·
Registered
Joined
·
3,815 Posts
Not necessarily ineffective or dangerous, but not necessary by any means. Coronavirus is very mild parvo-type virus that causes minimal GI symptoms, the greatest concern is dehydration from extensive diarrhea. It is rarely fatal, and a case of Coronavirus hasn't been seen in the United States for over 20 years. Furthermore, in a study done in 1987 by Cornell, vaccinating cats/dogs under 16 weeks of age caused fatal encephalitis. Coronavirus vaccine is found in many combo vaccines (DHPP-C Pfizer) but if it offered separately by your veterinarian, don't hesitate to question it's efficacy.

To quote a well known vaccine researcher: "Vaccinating dogs for Coronavirus is like vaccinating your child for Ebola Virus, it's dangerous some where, some time ago, but not now, not here."

-Nate
 

·
Registered
Joined
·
277 Posts
Beamer and Fritzy came down with a cause of Giardia while we were still living at our old rental house. Fritzy wasn't being himself so we took them in and Beamers stool sample and what they first thought was upset stomach turned into Giardia. Beamer had it but displayed no outward signs including diareahea. Fritzy was worse off and had the bad runs and stomach bloat. They did 2 fulls weeks of antibiotics and they haven't been postive for it since we moved. In our last home, the next door lady kept 50+ ferral cats living in her backyard and we believe this is how it was transmitted. Our vet never offered a preventative vaccine.
 

·
Registered
Joined
·
4,512 Posts
in the spring of 1988 I bought a doberman and his mother had the cornavirus when she was pregeant the pups were tested and tested postive, but showed no syptoms... When I brought my little buddy home we first of all took him straight to the vet and she checked him over and tested him again and yes he had it. so we were given a special diet for him and meds for the virus. he grew up healthy and he lived for 12 years.

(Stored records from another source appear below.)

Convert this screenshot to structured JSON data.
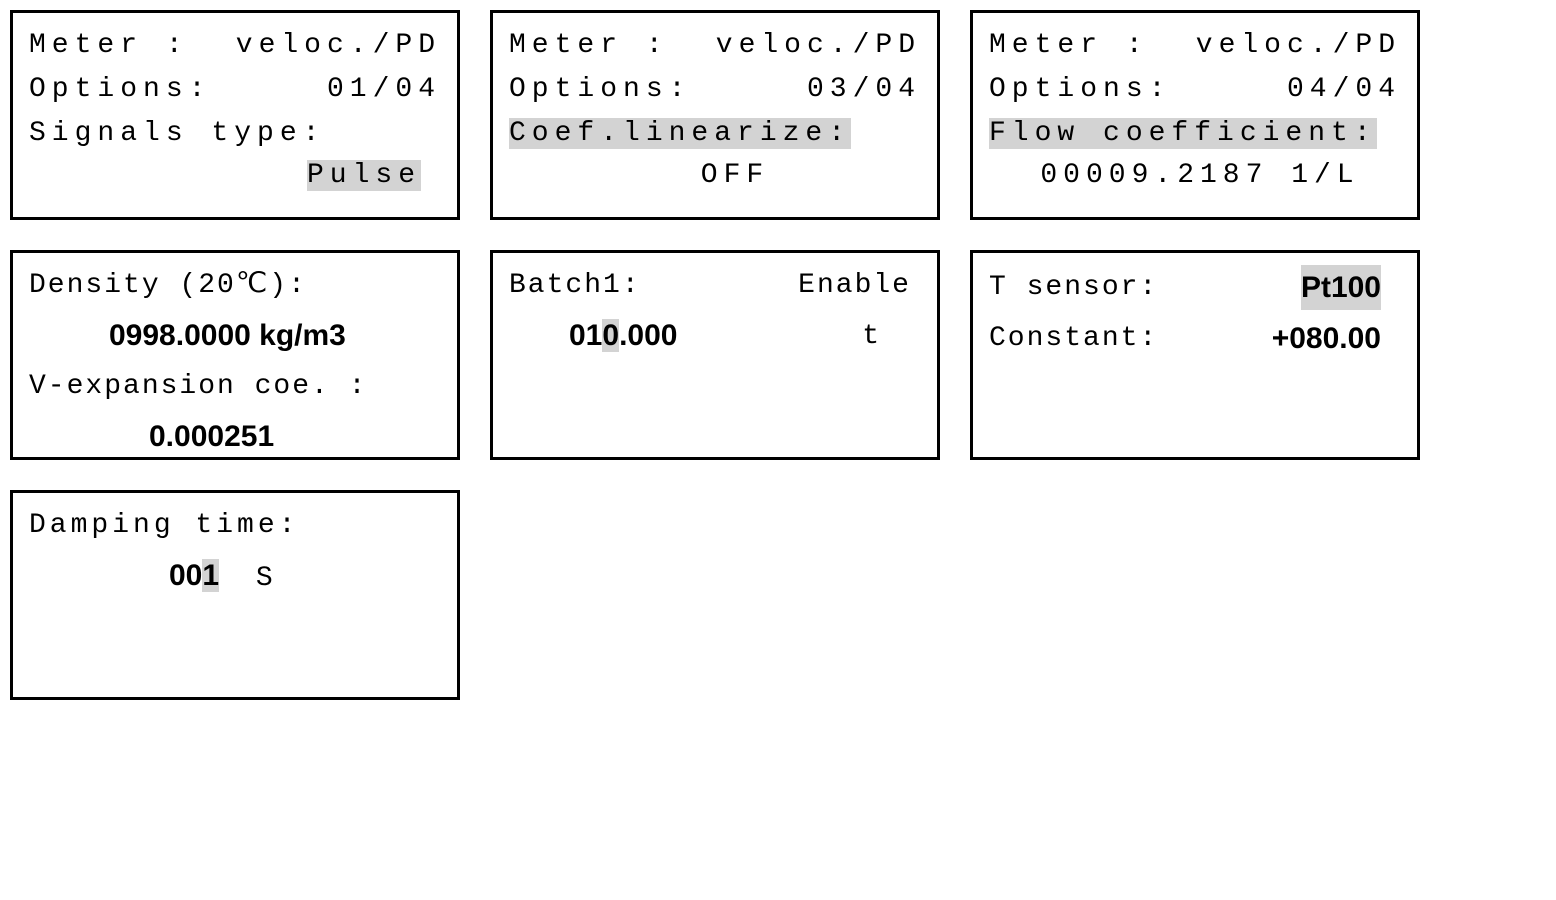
{
  "p1": {
    "meter_label": "Meter  :",
    "meter_value": "veloc./PD",
    "options_label": "Options:",
    "options_value": "01/04",
    "signals_label": "Signals type:",
    "signals_value": "Pulse"
  },
  "p2": {
    "meter_label": "Meter  :",
    "meter_value": "veloc./PD",
    "options_label": "Options:",
    "options_value": "03/04",
    "coef_label": "Coef.linearize:",
    "coef_value": "OFF"
  },
  "p3": {
    "meter_label": "Meter  :",
    "meter_value": "veloc./PD",
    "options_label": "Options:",
    "options_value": "04/04",
    "flow_label": "Flow coefficient:",
    "flow_value": "00009.2187  1/L"
  },
  "p4": {
    "density_label": "Density (20℃):",
    "density_value": "0998.0000 kg/m3",
    "vexp_label": "V-expansion coe. :",
    "vexp_value": "0.000251"
  },
  "p5": {
    "batch_label": "Batch1:",
    "batch_status": "Enable",
    "batch_pre": "01",
    "batch_cursor": "0",
    "batch_post": ".000",
    "batch_unit": "t"
  },
  "p6": {
    "tsensor_label": "T sensor:",
    "tsensor_value": "Pt100",
    "const_label": "Constant:",
    "const_value": "+080.00"
  },
  "p7": {
    "damp_label": "Damping  time:",
    "damp_pre": "00",
    "damp_cursor": "1",
    "damp_unit": "S"
  }
}
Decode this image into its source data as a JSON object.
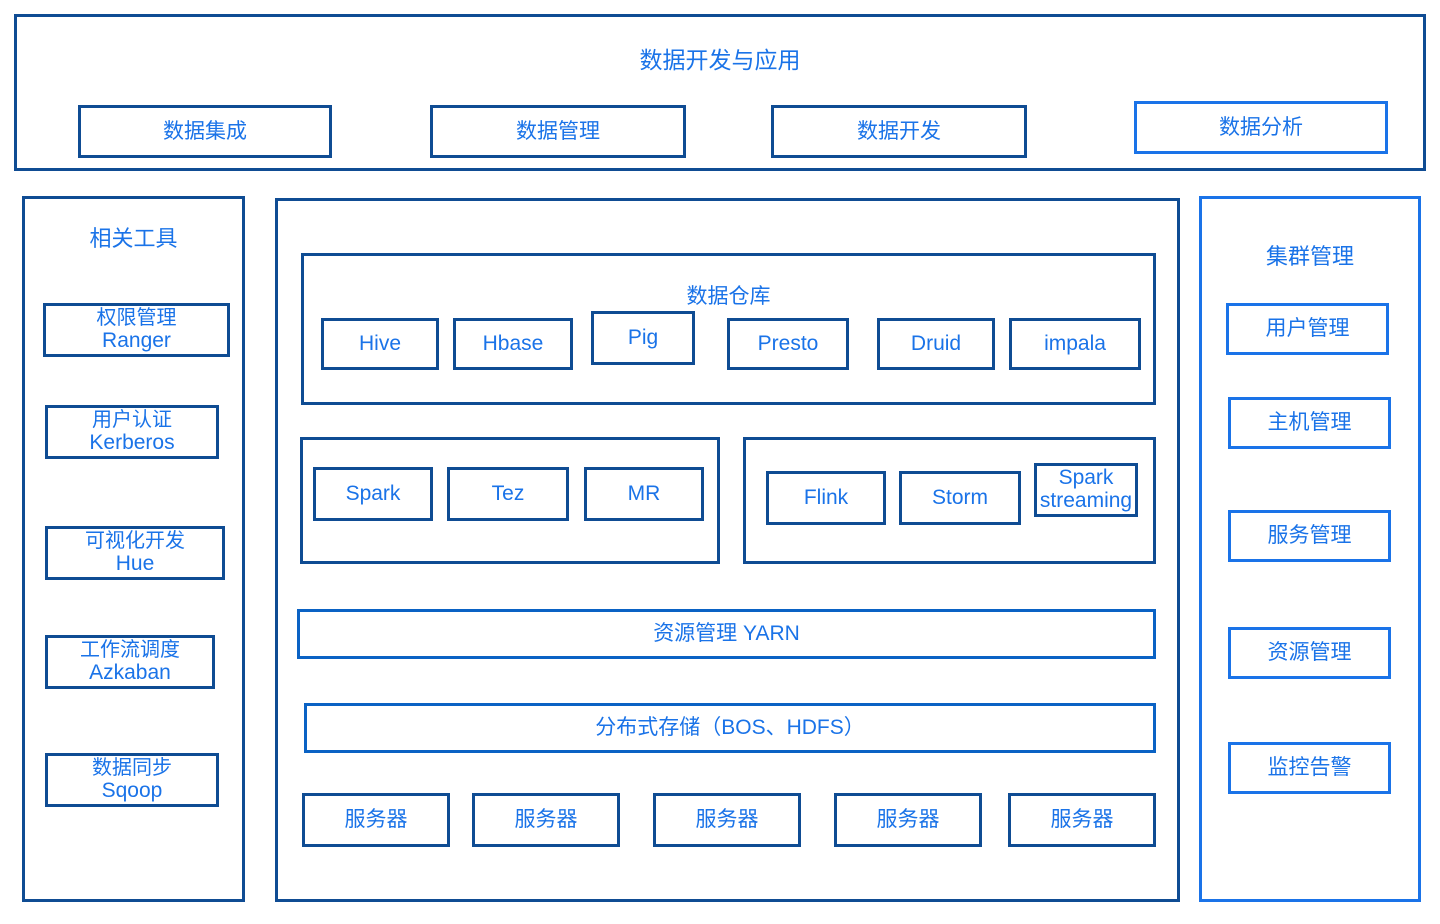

WE lived in Portland Oregon at the time...
 
1 - 19 of 19 Posts
Top